Main content area

Effects of Soil Moisture on Shrub Seedling Survival in Semi‐Arid Grassland

Harrington, Graham N.
Ecology 1991 v.72 no.3 pp. 1138-1149
Dodonaea, biomass, fires, grasses, ground vegetation, herbaceous plants, invasive species, irrigation, models, mortality, overgrazing, sandy soils, seedlings, shrublands, shrubs, soil water, summer, water balance, wooded grasslands, woody plants, Australia

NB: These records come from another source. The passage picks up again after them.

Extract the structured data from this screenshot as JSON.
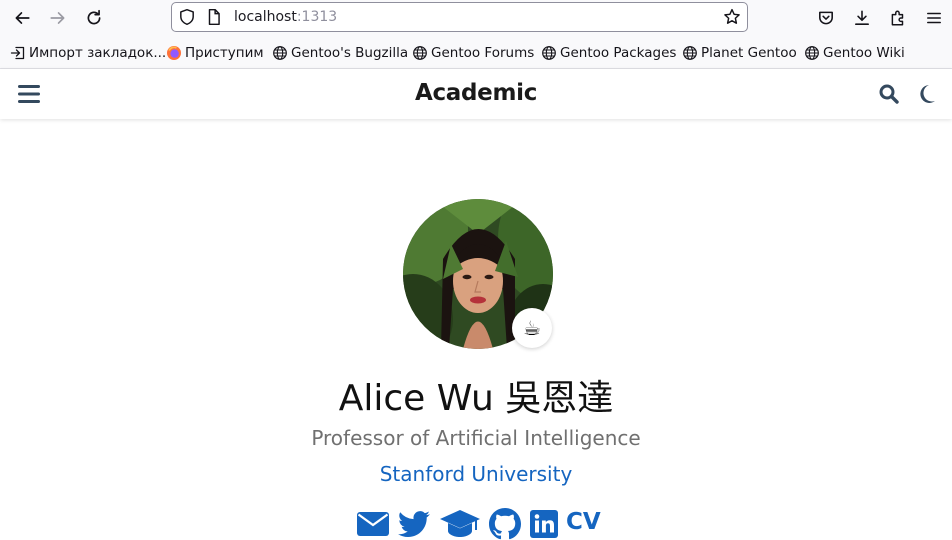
{
  "browser": {
    "url_host": "localhost",
    "url_port": ":1313",
    "bookmarks": [
      {
        "label": "Импорт закладок...",
        "icon": "import-icon"
      },
      {
        "label": "Приступим",
        "icon": "firefox-icon"
      },
      {
        "label": "Gentoo's Bugzilla",
        "icon": "globe-icon"
      },
      {
        "label": "Gentoo Forums",
        "icon": "globe-icon"
      },
      {
        "label": "Gentoo Packages",
        "icon": "globe-icon"
      },
      {
        "label": "Planet Gentoo",
        "icon": "globe-icon"
      },
      {
        "label": "Gentoo Wiki",
        "icon": "globe-icon"
      }
    ]
  },
  "navbar": {
    "brand": "Academic",
    "icons": [
      "menu-icon",
      "search-icon",
      "moon-icon"
    ]
  },
  "profile": {
    "status_emoji": "☕",
    "name": "Alice Wu 吳恩達",
    "role": "Professor of Artificial Intelligence",
    "organization": "Stanford University",
    "social_icons": [
      "envelope-icon",
      "twitter-icon",
      "graduation-cap-icon",
      "github-icon",
      "linkedin-icon"
    ],
    "cv_label": "CV"
  },
  "colors": {
    "accent": "#1565c0",
    "chrome_bg": "#f9f9fb",
    "text_dark": "#111111",
    "text_muted": "#707070"
  }
}
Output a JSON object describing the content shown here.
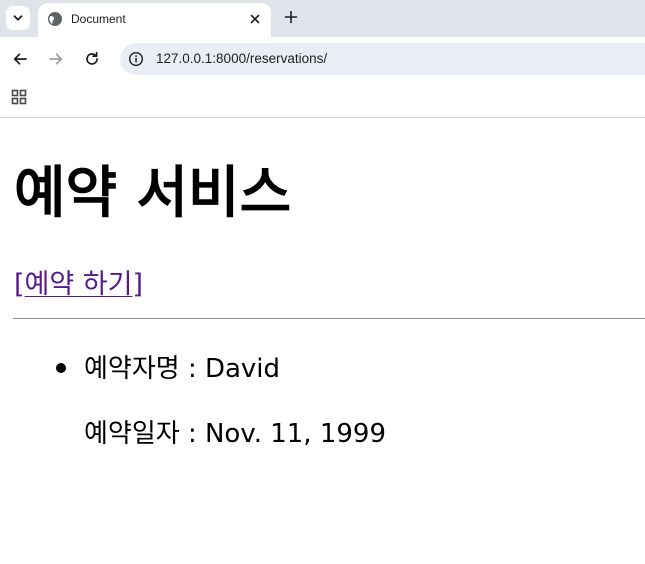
{
  "browser": {
    "tab": {
      "title": "Document"
    },
    "address_bar": {
      "url": "127.0.0.1:8000/reservations/"
    }
  },
  "page": {
    "title": "예약 서비스",
    "reserve_link": {
      "open_bracket": "[",
      "label": "예약 하기",
      "close_bracket": "]"
    },
    "reservations": [
      {
        "name_line": "예약자명 : David",
        "date_line": "예약일자 : Nov. 11, 1999"
      }
    ]
  },
  "colors": {
    "tabstrip_bg": "#dfe3ea",
    "omnibox_bg": "#e9eef6",
    "visited_link": "#551a8b"
  }
}
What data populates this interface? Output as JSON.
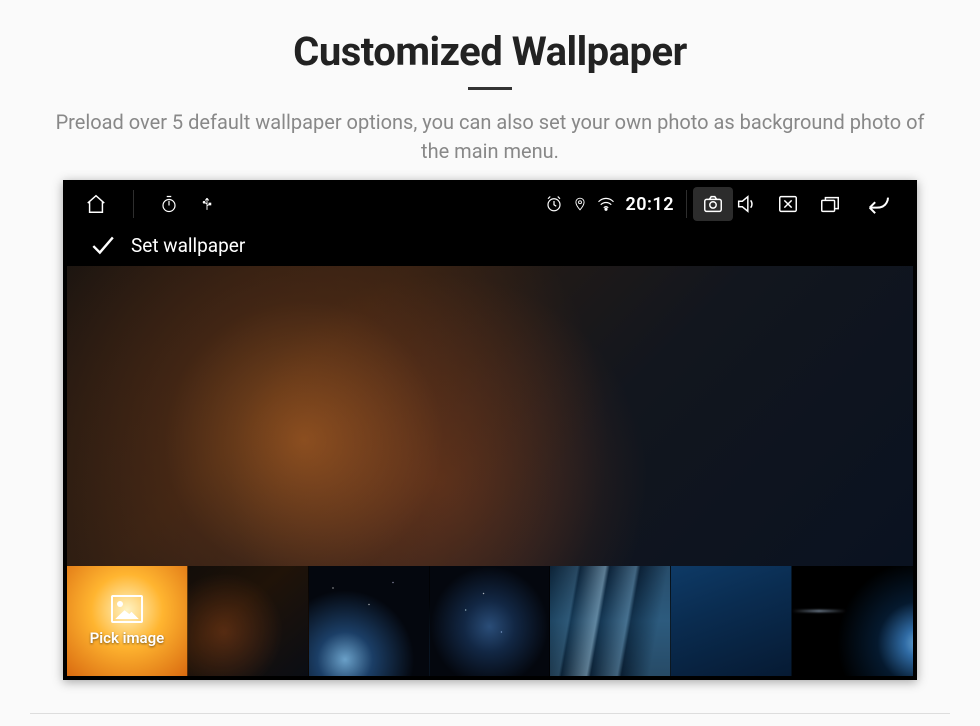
{
  "heading": "Customized Wallpaper",
  "subheading": "Preload over 5 default wallpaper options, you can also set your own photo as background photo of the main menu.",
  "statusbar": {
    "clock": "20:12"
  },
  "screen": {
    "title": "Set wallpaper",
    "pick_label": "Pick image"
  }
}
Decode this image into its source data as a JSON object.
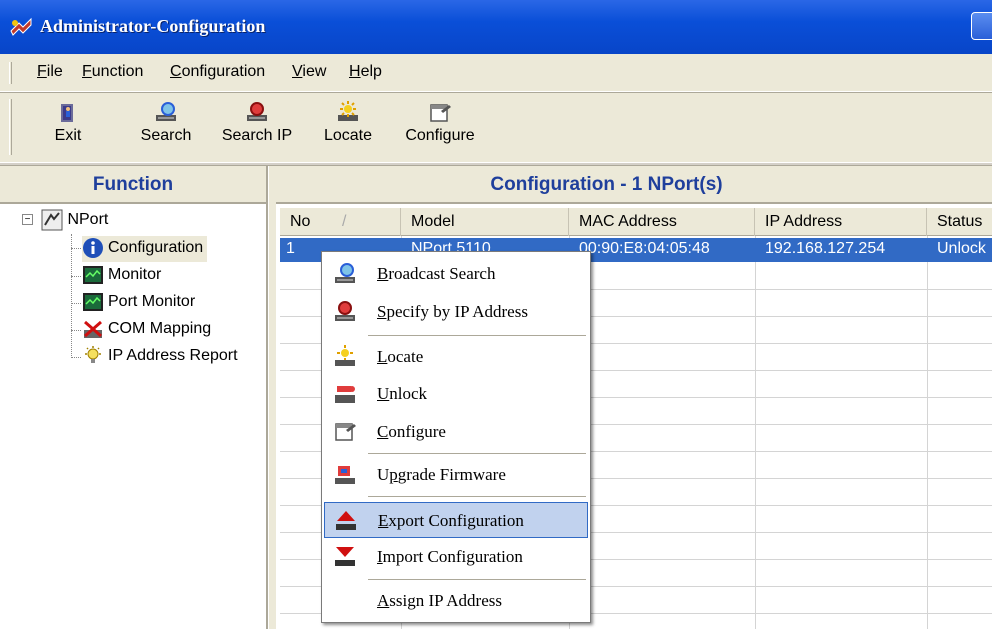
{
  "window": {
    "title": "Administrator-Configuration"
  },
  "menubar": {
    "items": [
      {
        "label": "File",
        "key": "F",
        "rest": "ile"
      },
      {
        "label": "Function",
        "key": "F",
        "rest": "unction"
      },
      {
        "label": "Configuration",
        "key": "C",
        "rest": "onfiguration"
      },
      {
        "label": "View",
        "key": "V",
        "rest": "iew"
      },
      {
        "label": "Help",
        "key": "H",
        "rest": "elp"
      }
    ]
  },
  "toolbar": {
    "exit_label": "Exit",
    "search_label": "Search",
    "search_ip_label": "Search IP",
    "locate_label": "Locate",
    "configure_label": "Configure"
  },
  "left": {
    "header": "Function",
    "tree": {
      "root": "NPort",
      "children": [
        "Configuration",
        "Monitor",
        "Port Monitor",
        "COM Mapping",
        "IP Address Report"
      ]
    }
  },
  "right": {
    "header": "Configuration - 1 NPort(s)",
    "columns": [
      "No",
      "Model",
      "MAC Address",
      "IP Address",
      "Status"
    ],
    "sort_indicator": "/",
    "rows": [
      {
        "no": "1",
        "model": "NPort 5110",
        "mac": "00:90:E8:04:05:48",
        "ip": "192.168.127.254",
        "status": "Unlock"
      }
    ]
  },
  "context_menu": {
    "items": [
      {
        "label": "Broadcast Search",
        "icon": "broadcast-search-icon"
      },
      {
        "label": "Specify by IP Address",
        "icon": "specify-ip-icon"
      },
      {
        "label": "Locate",
        "icon": "locate-icon"
      },
      {
        "label": "Unlock",
        "icon": "unlock-icon"
      },
      {
        "label": "Configure",
        "icon": "configure-icon"
      },
      {
        "label": "Upgrade Firmware",
        "icon": "upgrade-firmware-icon"
      },
      {
        "label": "Export Configuration",
        "icon": "export-config-icon"
      },
      {
        "label": "Import Configuration",
        "icon": "import-config-icon"
      },
      {
        "label": "Assign IP Address",
        "icon": ""
      }
    ],
    "highlighted": "Export Configuration"
  },
  "colors": {
    "title_blue": "#0a4fd8",
    "header_text": "#1f3f9c",
    "selection": "#316ac5",
    "menu_highlight": "#c1d2ee"
  }
}
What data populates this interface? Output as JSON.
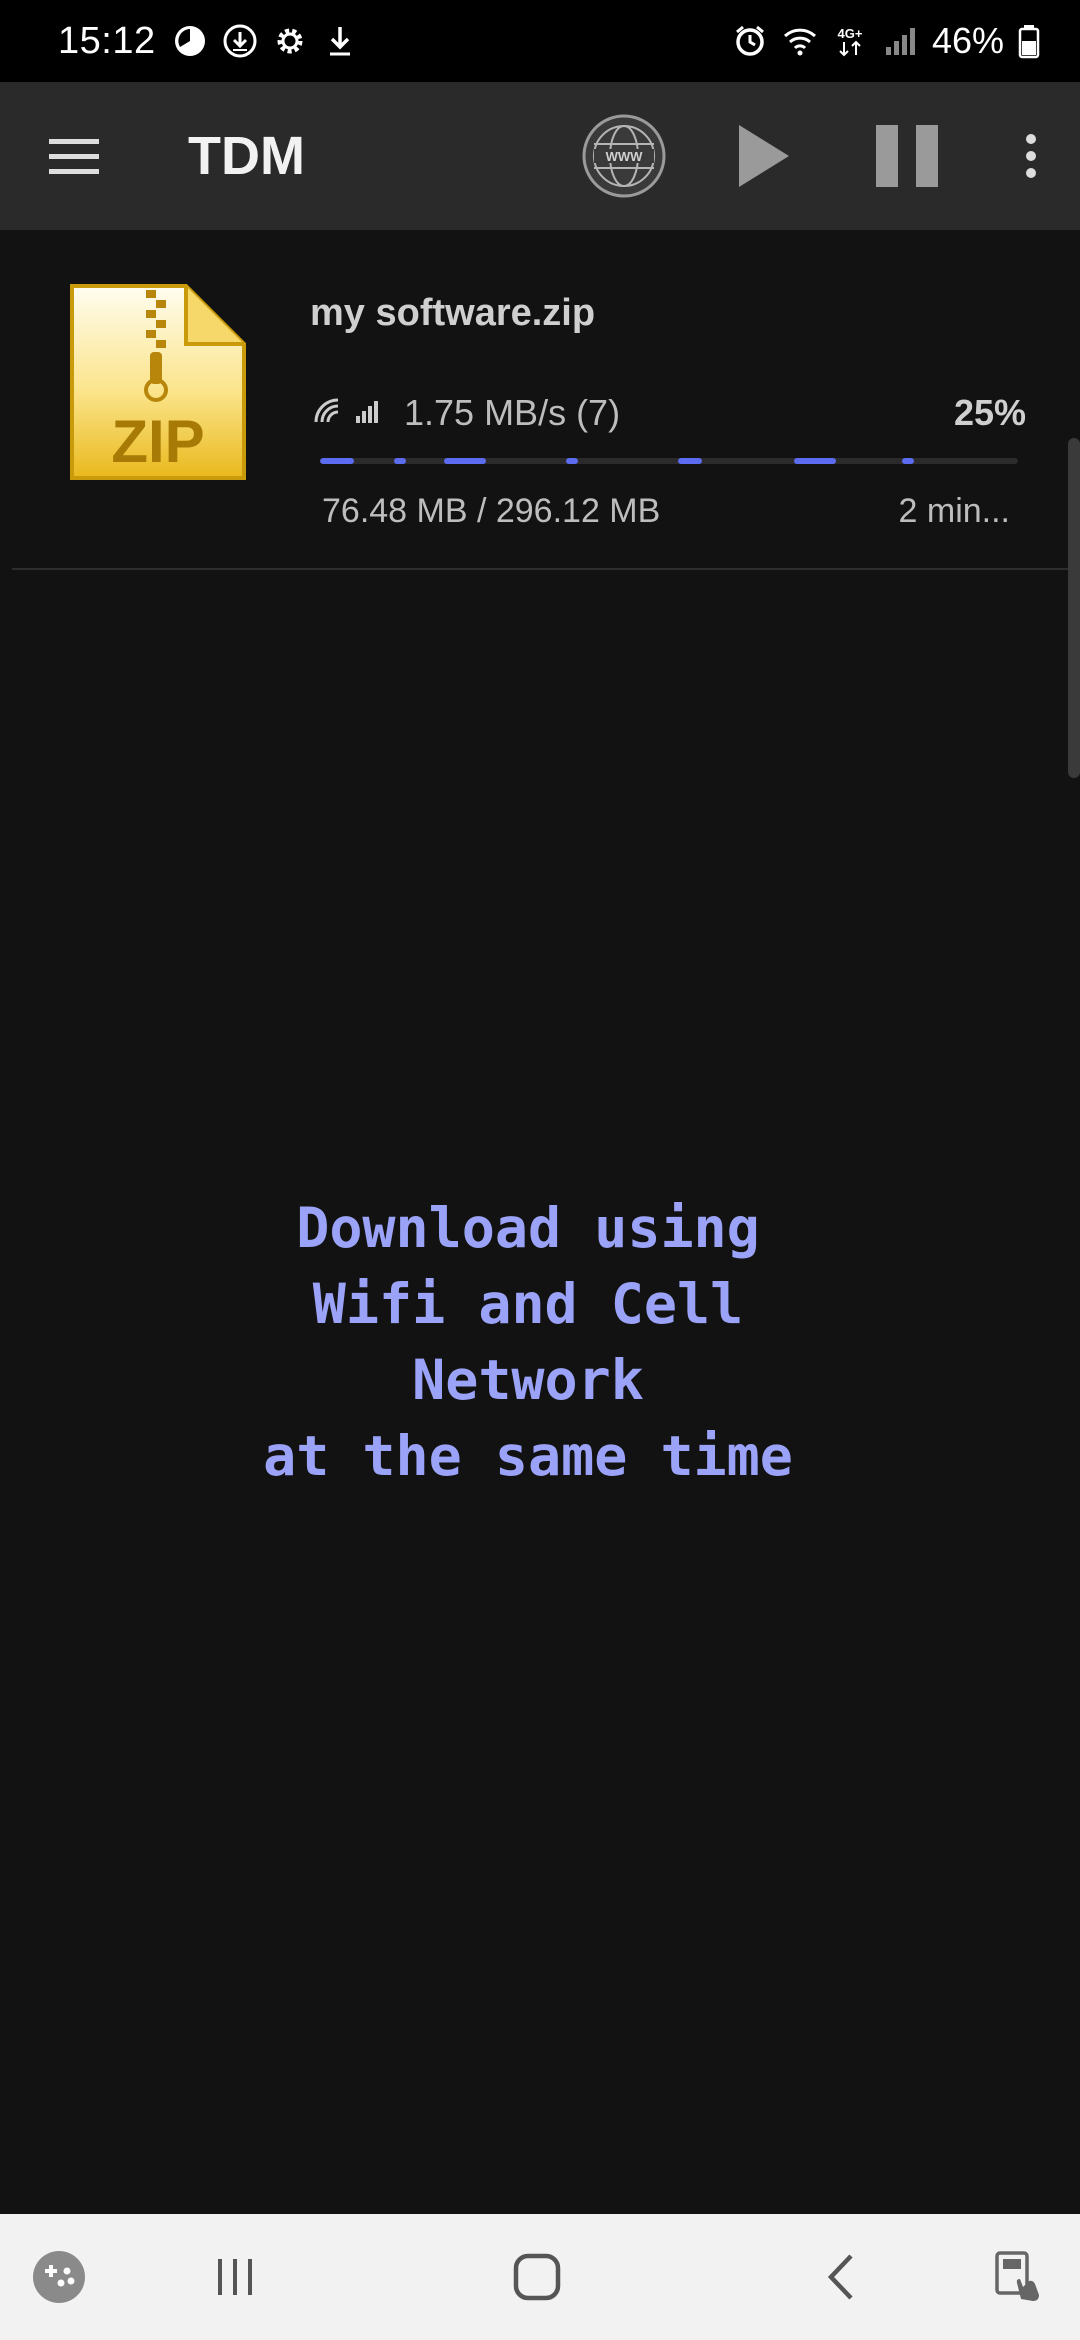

Grazing of wooded grasslands by domestic stock has led to dominance by woody plants, in many parts of the world. In semi—arid grasslands in Australia Dodonaea attenuata is a common, invasive shrub of perennial grasslands on sandy soils. There is evidence that cohorts of D. attenuata establish infrequently in vigorous grasslands and more frequently where the perennial grass has been damaged by overgrazing. This study examined the influence of herbaceous growth on mortality of D. attenuata seedlings, by growing them in plots with controlled moisture input. The herbaceous layer in the plots was either natural, clipped, or killed. Without summer irrigation all the seedlings in the natural grassland died. Seedling survival was inversely related to the amount of herbaceous growth on the other treatments. Summer irrigation maintained D. attenuata seedlings and produced a large biomass of perennial grass, which left the seedlings susceptible to grass fires. A water—balance model was run for the experimental site for the 97 yr of climatic records. The soil—moisture patterns associated with the establishment of three known cohorts of D. attenuata were identified. The model output was interrogated for similar soil moisture patterns in other years. It was estimated that only six widespread D. attenuata establishment events have occurred in 97 yr. In intact grasslands D. attenuata rarely establishes densely, and when it does so it is susceptible to grass fires. Modern management has increased establishment frequency by increasing the availability of summer soil moisture by overgrazing the grasslands and has suppressed grass fires. This has changed open grassland to dense shrubland.